A final thought. I would be open to the possibility that teachers may know things about our sons and daughters that we don't, for the simple reason that children may act differently at school and at home. And while we, of course, know our children intimately, the teacher has had experience with scores or hundreds of children at that age.
Question:Our reports cards require that we give students a grade for achievement and effort in each subject area. I like this configuration because some of my kids work hard, and I can reward them through their effort grade. But some of my colleagues are arguing f
I would retain the effort grade, for two reasons. First, it's useful feedback for the child and for parents. There is good evidence that determination, and perseverance are hugely important to many school outcomes that most people care about. And as described in the book, there is also evidence that students' beliefs about effort are important. When students believe that effort leads to achievement, they are more likely to work hard, and not to get discouraged by failure, because they believe that, with more effort, they might succeed. If, in contrast, they believe effort doesn't matter much and what really counts is ability, then failure is very discouraging because it indicates that they lack ability, and there is nothing that they can do about it.
A second reason to retain the effort grade is that it can provide useful feedback for teachers. If the two grades for a given child are very dissimilar, that seems important to me. The child who is getting high grades in achievement and low grades in effort would seem to need more challenging work. The child showing the opposite pattern needs less challenging work.
I'd like to know why your colleagues want the effort grade eliminated. My hunch is that they don't want kids to get the message that achievement doesn't matter much and all that matters is trying hard. I'm sympathetic to that. Perhaps there is a way that effort can be acknowledged and praised, without diminishing the importance of reaching goals. The relative importance of grades should be explicit and can also be signaled visually on a report card by the size and positioning of the grades.
Question:What words would you use to describe a really effective elementary teacher?
I think that there are lots of ways of being a good teacher, so I'm reluctant to try to come up with labels. The only characteristic that I think is indispensible is that he or she understands kids.
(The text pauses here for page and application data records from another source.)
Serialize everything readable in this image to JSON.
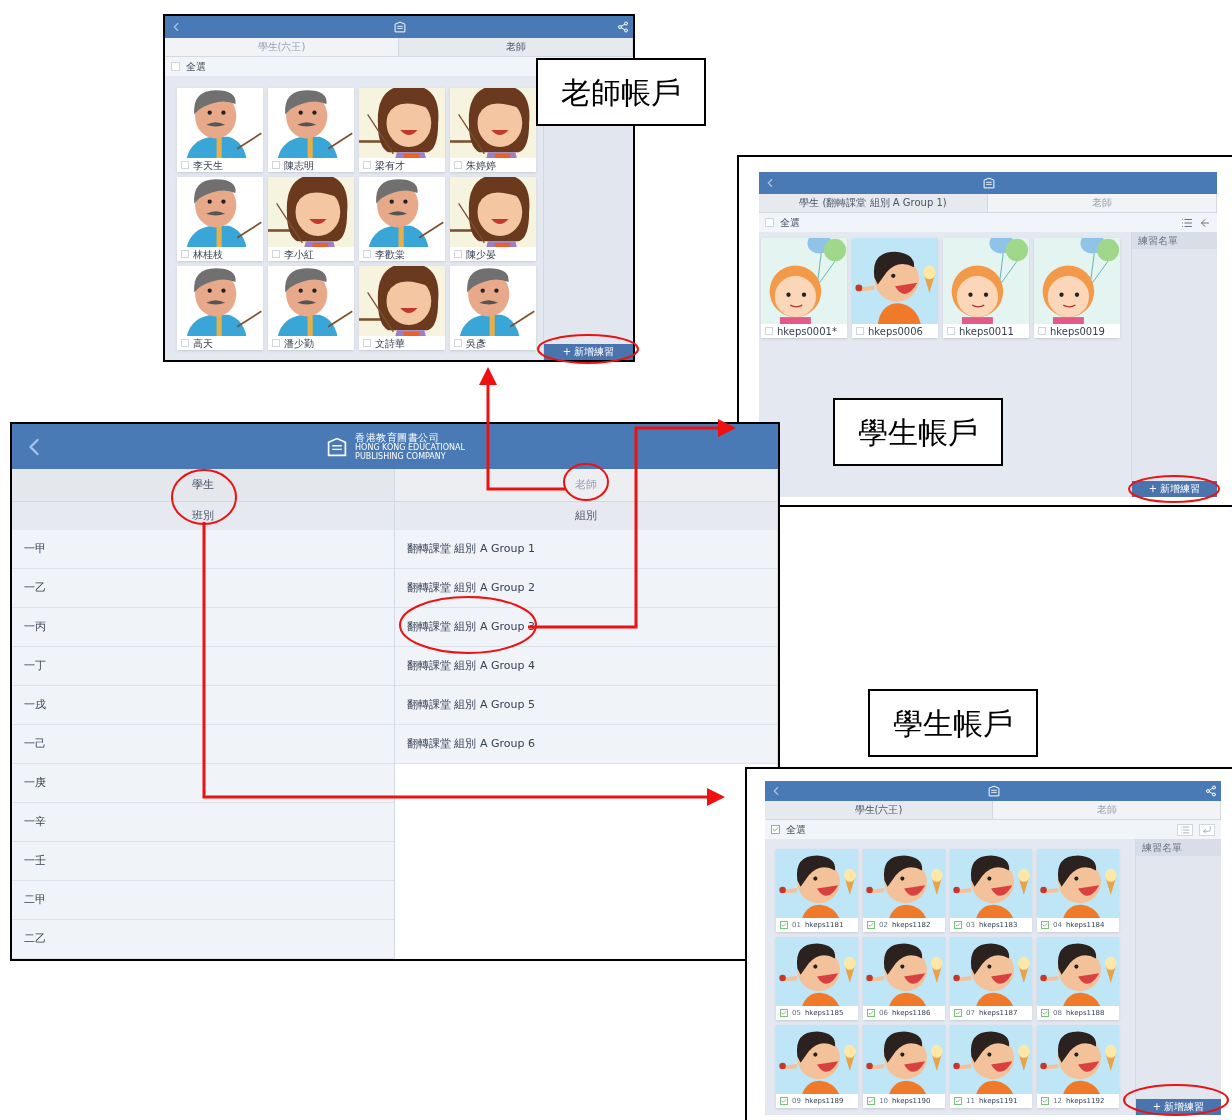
{
  "teacher_screen": {
    "tabs": [
      {
        "label": "學生(六王)",
        "selected": false
      },
      {
        "label": "老師",
        "selected": true
      }
    ],
    "select_all": {
      "label": "全選",
      "checked": false
    },
    "cards": [
      {
        "label": "李天生",
        "kind": "man",
        "checked": false
      },
      {
        "label": "陳志明",
        "kind": "man",
        "checked": false
      },
      {
        "label": "梁有才",
        "kind": "woman",
        "checked": false
      },
      {
        "label": "朱婷婷",
        "kind": "woman",
        "checked": false
      },
      {
        "label": "林桂枝",
        "kind": "man",
        "checked": false
      },
      {
        "label": "李小紅",
        "kind": "woman",
        "checked": false
      },
      {
        "label": "李歡棠",
        "kind": "man",
        "checked": false
      },
      {
        "label": "陳少晏",
        "kind": "woman",
        "checked": false
      },
      {
        "label": "高天",
        "kind": "man",
        "checked": false
      },
      {
        "label": "潘少勤",
        "kind": "man",
        "checked": false
      },
      {
        "label": "文詩華",
        "kind": "woman",
        "checked": false
      },
      {
        "label": "吳彥",
        "kind": "man",
        "checked": false
      }
    ],
    "add_button": "+ 新增練習"
  },
  "teacher_callout": "老師帳戶",
  "group_student_screen": {
    "tabs": [
      {
        "label": "學生 (翻轉課堂 組別 A Group 1)",
        "selected": true
      },
      {
        "label": "老師",
        "selected": false
      }
    ],
    "select_all": {
      "label": "全選",
      "checked": false
    },
    "cards": [
      {
        "label": "hkeps0001*",
        "kind": "girl",
        "checked": false
      },
      {
        "label": "hkeps0006",
        "kind": "boy",
        "checked": false
      },
      {
        "label": "hkeps0011",
        "kind": "girl",
        "checked": false
      },
      {
        "label": "hkeps0019",
        "kind": "girl",
        "checked": false
      }
    ],
    "sidebar_title": "練習名單",
    "add_button": "+ 新增練習",
    "callout": "學生帳戶"
  },
  "main_screen": {
    "logo": {
      "name": "香港教育圖書公司",
      "subtitle_lines": [
        "HONG KONG EDUCATIONAL",
        "PUBLISHING COMPANY"
      ]
    },
    "tabs": [
      {
        "label": "學生",
        "selected": true
      },
      {
        "label": "老師",
        "selected": false
      }
    ],
    "columns": [
      {
        "heading": "班別",
        "rows": [
          "一甲",
          "一乙",
          "一丙",
          "一丁",
          "一戌",
          "一己",
          "一庚",
          "一辛",
          "一壬",
          "二甲",
          "二乙"
        ]
      },
      {
        "heading": "組別",
        "rows": [
          "翻轉課堂 組別 A Group 1",
          "翻轉課堂 組別 A Group 2",
          "翻轉課堂 組別 A Group 3",
          "翻轉課堂 組別 A Group 4",
          "翻轉課堂 組別 A Group 5",
          "翻轉課堂 組別 A Group 6"
        ]
      }
    ]
  },
  "class_callout": "學生帳戶",
  "class_student_screen": {
    "tabs": [
      {
        "label": "學生(六王)",
        "selected": true
      },
      {
        "label": "老師",
        "selected": false
      }
    ],
    "select_all": {
      "label": "全選",
      "checked": true
    },
    "cards": [
      {
        "number": "01",
        "label": "hkeps1181",
        "kind": "boy",
        "checked": true
      },
      {
        "number": "02",
        "label": "hkeps1182",
        "kind": "boy",
        "checked": true
      },
      {
        "number": "03",
        "label": "hkeps1183",
        "kind": "boy",
        "checked": true
      },
      {
        "number": "04",
        "label": "hkeps1184",
        "kind": "boy",
        "checked": true
      },
      {
        "number": "05",
        "label": "hkeps1185",
        "kind": "boy",
        "checked": true
      },
      {
        "number": "06",
        "label": "hkeps1186",
        "kind": "boy",
        "checked": true
      },
      {
        "number": "07",
        "label": "hkeps1187",
        "kind": "boy",
        "checked": true
      },
      {
        "number": "08",
        "label": "hkeps1188",
        "kind": "boy",
        "checked": true
      },
      {
        "number": "09",
        "label": "hkeps1189",
        "kind": "boy",
        "checked": true
      },
      {
        "number": "10",
        "label": "hkeps1190",
        "kind": "boy",
        "checked": true
      },
      {
        "number": "11",
        "label": "hkeps1191",
        "kind": "boy",
        "checked": true
      },
      {
        "number": "12",
        "label": "hkeps1192",
        "kind": "boy",
        "checked": true
      }
    ],
    "sidebar_title": "練習名單",
    "add_button": "+ 新增練習"
  }
}
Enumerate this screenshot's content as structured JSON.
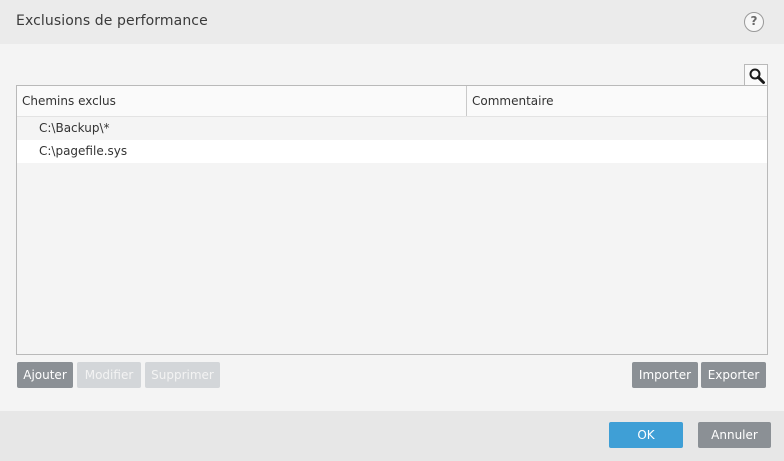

I've never taught an elementary classroom so I can't really know what it's like, but from my observations what impresses me most is the rapidity with which decisions must be made. Decisions about how the lesson is going, whether to change course, whether and how to discipline, and so on. The wisdom of almost all of those decisions rests heavily on the teacher's knowledge of children. The teacher must judge who understands and who is confused. The teacher must judge when the class as a whole is too tired to think anymore. When a child is hit on the playground and tells the teacher "I'm okay," the teacher must judge whether he's really okay. The list could be never-ending.